§ INFORMATION:
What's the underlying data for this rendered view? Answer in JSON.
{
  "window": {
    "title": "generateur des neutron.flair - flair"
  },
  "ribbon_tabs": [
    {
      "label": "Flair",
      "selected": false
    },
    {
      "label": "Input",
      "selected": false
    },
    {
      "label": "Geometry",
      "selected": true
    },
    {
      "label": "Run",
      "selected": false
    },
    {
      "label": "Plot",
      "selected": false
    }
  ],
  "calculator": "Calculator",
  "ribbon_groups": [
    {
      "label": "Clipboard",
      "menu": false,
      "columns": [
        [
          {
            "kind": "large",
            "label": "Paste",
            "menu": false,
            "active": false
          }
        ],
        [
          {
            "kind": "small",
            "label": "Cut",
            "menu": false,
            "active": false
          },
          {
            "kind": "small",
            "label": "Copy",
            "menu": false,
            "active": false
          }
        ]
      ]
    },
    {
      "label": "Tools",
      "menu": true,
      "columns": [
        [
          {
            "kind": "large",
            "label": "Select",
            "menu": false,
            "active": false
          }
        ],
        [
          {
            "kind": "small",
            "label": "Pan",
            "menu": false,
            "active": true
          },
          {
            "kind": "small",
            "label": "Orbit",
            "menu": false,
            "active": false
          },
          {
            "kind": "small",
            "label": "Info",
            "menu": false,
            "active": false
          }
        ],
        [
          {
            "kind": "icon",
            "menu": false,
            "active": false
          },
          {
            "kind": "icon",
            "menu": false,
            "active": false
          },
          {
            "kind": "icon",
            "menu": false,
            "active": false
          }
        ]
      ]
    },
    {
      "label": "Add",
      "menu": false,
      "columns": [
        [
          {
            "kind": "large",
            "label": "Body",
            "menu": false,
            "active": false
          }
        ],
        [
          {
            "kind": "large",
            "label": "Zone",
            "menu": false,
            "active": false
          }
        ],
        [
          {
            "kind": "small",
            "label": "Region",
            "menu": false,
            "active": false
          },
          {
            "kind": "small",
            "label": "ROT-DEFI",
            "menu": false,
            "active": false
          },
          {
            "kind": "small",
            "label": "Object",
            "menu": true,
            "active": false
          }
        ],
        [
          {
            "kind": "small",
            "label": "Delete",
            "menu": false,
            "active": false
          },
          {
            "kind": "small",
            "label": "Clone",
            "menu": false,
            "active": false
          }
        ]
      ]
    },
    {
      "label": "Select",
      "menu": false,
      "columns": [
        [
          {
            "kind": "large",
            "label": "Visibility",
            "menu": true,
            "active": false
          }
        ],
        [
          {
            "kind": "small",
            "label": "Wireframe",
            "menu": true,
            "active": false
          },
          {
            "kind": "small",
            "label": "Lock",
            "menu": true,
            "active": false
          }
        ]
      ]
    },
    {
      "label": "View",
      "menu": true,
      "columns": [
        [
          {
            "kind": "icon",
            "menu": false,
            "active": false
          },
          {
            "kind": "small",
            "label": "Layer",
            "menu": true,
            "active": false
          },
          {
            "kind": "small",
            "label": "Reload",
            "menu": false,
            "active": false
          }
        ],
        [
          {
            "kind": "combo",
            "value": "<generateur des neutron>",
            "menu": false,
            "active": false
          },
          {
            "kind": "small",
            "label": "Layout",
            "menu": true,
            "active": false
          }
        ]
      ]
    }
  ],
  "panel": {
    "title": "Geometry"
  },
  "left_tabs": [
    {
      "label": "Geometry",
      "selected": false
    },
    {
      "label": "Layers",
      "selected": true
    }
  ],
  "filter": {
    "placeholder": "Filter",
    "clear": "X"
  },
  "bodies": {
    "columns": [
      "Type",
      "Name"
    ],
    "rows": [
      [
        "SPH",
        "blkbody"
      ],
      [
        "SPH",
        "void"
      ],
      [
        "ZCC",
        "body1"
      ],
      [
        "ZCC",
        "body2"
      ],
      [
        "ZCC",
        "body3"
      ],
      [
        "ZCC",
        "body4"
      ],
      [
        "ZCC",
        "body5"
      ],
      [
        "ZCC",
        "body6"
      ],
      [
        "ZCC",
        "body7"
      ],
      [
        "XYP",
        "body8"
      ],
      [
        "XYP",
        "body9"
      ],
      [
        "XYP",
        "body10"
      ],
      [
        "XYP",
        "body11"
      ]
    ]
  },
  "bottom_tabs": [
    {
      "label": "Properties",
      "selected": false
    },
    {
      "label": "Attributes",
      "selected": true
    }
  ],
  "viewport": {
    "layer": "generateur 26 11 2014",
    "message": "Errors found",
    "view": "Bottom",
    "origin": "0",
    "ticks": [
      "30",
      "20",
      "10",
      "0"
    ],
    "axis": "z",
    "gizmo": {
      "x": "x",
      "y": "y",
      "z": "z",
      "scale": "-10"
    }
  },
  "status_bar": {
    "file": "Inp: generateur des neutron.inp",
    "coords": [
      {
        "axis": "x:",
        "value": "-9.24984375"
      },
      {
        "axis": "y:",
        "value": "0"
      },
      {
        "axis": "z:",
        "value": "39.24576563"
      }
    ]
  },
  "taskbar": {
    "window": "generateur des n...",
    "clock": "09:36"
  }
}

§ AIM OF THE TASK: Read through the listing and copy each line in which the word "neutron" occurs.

§ TASK RESPONSE:
    "title": "generateur des neutron.flair - flair"
            "value": "<generateur des neutron>",
    "file": "Inp: generateur des neutron.inp",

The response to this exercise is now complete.